Simple carbohydrates are monosaccharides or disaccharides, that is to say molecules composed of one or two bones (small molecules composed of a single carbon chain). For example, glucose, fructose and galactose are monosaccharides and lactose, sucrose and maltose are disaccharides.

Complex carbohydrates have a more developed structure, they are called polysaccharides, which are large molecules made up of many bones. Amylopectin and amylose are two starch-forming polysaccharides.

Carbohydrates can be found in many foods such as fruits and vegetables, cereal-based products, legumes, sweet products and some dairy products.

LIPIDS

What are their roles?

Lipids are an integral part of our diet because they allow the construction of our neurons (saturated fatty acids), the digestion of our lipids (cholesterol in bile salts), the production of part of our hormones, the regulation of our body’s temperature, improved vision (vitamin A), the fixation of calcium on our bones (vitamin D), and the reduction of inflammation (omega 3). Lipids provide 9 calories per gram consumed, so you have to choose your sources carefully and consume lipids in adequate quantities.

What are they made of?Foodvisor lipides matières grasses noix

Contrary to preconceived ideas, lipids are not to be banished from our diet as they represent 35% to 40% of the total daily energy intake of a healthy adult.
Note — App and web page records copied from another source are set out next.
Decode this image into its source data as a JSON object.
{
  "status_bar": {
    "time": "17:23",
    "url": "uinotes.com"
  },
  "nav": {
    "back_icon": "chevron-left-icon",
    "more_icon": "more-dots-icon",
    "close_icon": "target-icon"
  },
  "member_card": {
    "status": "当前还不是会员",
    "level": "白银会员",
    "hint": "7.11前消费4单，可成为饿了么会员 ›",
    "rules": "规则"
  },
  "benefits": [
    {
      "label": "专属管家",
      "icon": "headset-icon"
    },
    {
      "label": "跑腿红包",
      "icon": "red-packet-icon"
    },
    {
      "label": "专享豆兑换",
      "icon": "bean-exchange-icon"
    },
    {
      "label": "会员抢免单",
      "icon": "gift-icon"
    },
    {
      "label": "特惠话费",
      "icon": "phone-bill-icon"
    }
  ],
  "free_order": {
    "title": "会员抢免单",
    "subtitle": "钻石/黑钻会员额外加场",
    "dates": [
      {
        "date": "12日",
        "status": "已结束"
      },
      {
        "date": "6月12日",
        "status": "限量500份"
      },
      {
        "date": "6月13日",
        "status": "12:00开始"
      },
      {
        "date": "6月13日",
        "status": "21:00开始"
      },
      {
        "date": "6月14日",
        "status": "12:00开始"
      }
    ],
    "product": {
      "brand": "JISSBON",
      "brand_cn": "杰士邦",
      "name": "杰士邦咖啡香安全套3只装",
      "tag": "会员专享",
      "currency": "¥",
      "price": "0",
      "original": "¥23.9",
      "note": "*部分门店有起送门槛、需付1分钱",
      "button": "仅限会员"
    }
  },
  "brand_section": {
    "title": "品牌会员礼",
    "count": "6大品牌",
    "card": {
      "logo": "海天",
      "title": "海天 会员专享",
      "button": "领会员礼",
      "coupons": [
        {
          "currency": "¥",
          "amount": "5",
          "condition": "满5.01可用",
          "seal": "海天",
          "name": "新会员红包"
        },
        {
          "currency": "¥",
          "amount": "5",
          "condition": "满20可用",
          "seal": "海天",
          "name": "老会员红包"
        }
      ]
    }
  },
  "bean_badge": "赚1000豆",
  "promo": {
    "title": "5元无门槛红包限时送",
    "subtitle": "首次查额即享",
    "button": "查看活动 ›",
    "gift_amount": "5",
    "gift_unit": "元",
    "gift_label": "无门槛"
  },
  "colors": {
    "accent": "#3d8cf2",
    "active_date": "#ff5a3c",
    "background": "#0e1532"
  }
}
Lipids are made up of fatty acids. There are different types, each with different properties. Fatty acids can either be saturated or unsaturated, the difference can be observed at the molecular level. Saturated fatty acids are mostly found in animal products and unsaturated fatty acids are often found in plant-based products. 

As you can see, it is important to balance your meals by eating foods that correspond to the different macronutrient categories. None should be set aside, only the quantities of each should be be modified according to your needs or objectives .

 

 

 

Article written by Romane Guerot, dietician at Foodvisor